**About this task**
From the records below, count the lines containing the word "more" and give only that number.

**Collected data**
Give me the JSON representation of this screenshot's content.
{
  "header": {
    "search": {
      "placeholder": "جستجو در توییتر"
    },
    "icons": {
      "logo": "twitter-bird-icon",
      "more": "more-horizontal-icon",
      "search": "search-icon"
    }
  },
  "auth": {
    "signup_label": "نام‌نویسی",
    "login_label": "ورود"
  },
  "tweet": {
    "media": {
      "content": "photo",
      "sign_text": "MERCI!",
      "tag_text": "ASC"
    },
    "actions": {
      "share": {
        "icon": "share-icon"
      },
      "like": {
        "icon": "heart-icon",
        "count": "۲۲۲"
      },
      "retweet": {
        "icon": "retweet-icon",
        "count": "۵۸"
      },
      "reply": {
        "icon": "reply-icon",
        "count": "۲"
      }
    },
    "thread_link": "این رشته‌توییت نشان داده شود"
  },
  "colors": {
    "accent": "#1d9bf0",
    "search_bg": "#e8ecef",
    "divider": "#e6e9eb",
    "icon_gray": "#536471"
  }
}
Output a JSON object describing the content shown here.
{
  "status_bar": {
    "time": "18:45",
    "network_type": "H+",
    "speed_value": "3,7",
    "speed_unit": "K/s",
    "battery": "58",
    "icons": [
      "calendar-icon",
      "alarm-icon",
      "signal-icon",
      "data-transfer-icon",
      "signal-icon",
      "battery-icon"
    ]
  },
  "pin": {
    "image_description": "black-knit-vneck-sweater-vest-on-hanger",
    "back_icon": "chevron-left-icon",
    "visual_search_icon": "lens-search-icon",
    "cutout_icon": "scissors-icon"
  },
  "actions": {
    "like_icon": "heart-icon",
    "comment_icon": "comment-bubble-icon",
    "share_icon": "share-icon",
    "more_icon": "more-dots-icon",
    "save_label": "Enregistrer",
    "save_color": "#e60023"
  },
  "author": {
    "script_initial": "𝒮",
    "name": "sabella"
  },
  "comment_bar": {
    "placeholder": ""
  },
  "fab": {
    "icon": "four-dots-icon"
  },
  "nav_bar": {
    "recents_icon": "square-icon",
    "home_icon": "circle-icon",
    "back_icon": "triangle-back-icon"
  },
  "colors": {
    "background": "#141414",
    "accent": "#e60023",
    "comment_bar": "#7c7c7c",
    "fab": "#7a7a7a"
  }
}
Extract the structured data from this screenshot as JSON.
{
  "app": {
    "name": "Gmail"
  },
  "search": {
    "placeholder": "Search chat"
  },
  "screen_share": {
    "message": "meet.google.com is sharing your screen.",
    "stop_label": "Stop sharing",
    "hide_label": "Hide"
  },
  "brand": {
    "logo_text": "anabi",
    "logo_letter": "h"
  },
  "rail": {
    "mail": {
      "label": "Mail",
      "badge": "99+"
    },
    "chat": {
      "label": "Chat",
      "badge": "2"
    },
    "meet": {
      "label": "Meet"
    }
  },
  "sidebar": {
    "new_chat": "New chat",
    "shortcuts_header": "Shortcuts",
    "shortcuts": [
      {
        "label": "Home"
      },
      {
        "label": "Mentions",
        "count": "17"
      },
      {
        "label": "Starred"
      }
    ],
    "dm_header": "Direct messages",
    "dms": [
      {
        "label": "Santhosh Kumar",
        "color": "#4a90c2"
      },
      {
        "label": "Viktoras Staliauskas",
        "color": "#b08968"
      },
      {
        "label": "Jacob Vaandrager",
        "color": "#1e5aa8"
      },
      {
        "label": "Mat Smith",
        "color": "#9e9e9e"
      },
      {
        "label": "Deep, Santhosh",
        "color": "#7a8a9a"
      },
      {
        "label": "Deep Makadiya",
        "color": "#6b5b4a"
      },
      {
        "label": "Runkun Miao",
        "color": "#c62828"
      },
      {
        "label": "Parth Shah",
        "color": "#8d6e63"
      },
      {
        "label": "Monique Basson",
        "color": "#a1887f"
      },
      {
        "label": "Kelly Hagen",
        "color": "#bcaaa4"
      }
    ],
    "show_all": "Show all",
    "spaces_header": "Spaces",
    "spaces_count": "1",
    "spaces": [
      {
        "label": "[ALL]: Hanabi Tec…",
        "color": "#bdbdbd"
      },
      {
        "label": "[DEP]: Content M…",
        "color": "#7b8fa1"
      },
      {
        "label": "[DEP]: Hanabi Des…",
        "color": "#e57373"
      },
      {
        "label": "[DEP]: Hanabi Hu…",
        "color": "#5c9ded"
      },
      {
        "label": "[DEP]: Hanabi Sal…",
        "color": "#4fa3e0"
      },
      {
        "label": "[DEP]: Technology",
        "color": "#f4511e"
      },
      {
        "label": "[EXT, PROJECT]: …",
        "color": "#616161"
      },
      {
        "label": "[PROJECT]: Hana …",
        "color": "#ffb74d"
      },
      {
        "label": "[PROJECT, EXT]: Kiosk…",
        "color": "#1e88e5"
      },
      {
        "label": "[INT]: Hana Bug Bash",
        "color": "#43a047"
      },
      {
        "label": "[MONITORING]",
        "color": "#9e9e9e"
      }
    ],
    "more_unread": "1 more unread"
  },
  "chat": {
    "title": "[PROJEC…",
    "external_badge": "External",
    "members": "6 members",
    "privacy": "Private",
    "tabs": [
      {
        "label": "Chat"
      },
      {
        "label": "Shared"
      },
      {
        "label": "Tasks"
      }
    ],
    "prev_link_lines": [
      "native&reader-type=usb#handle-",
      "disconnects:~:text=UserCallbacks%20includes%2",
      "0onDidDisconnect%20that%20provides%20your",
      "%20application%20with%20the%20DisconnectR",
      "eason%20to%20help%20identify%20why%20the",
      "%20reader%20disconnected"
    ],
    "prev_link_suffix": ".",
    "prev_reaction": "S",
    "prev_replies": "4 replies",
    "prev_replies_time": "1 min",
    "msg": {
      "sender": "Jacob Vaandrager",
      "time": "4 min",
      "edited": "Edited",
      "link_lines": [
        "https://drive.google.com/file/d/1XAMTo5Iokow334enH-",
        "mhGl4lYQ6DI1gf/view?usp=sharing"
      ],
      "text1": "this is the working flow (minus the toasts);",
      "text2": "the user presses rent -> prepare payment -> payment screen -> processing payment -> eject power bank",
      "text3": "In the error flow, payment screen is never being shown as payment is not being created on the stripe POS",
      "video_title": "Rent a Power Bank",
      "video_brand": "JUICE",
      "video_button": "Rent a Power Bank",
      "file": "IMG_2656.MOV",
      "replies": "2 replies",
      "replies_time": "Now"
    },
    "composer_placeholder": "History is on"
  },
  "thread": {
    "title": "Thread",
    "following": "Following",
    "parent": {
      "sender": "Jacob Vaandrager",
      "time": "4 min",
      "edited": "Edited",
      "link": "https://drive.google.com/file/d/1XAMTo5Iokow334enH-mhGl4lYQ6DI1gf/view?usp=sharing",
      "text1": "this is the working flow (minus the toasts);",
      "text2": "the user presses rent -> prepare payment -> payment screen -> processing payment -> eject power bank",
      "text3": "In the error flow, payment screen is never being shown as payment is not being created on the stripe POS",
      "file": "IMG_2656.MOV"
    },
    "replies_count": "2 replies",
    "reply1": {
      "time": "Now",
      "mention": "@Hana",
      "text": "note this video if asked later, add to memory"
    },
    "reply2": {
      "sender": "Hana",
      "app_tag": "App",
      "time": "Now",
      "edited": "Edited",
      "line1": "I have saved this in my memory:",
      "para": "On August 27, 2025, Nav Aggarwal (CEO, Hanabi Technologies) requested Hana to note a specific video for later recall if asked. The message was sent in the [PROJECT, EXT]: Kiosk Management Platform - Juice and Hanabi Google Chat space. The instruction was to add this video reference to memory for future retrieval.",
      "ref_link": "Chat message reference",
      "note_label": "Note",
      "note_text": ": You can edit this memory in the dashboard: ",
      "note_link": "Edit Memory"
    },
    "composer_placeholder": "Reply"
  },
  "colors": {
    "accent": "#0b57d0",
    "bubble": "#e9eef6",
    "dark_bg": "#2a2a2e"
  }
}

**Result**
3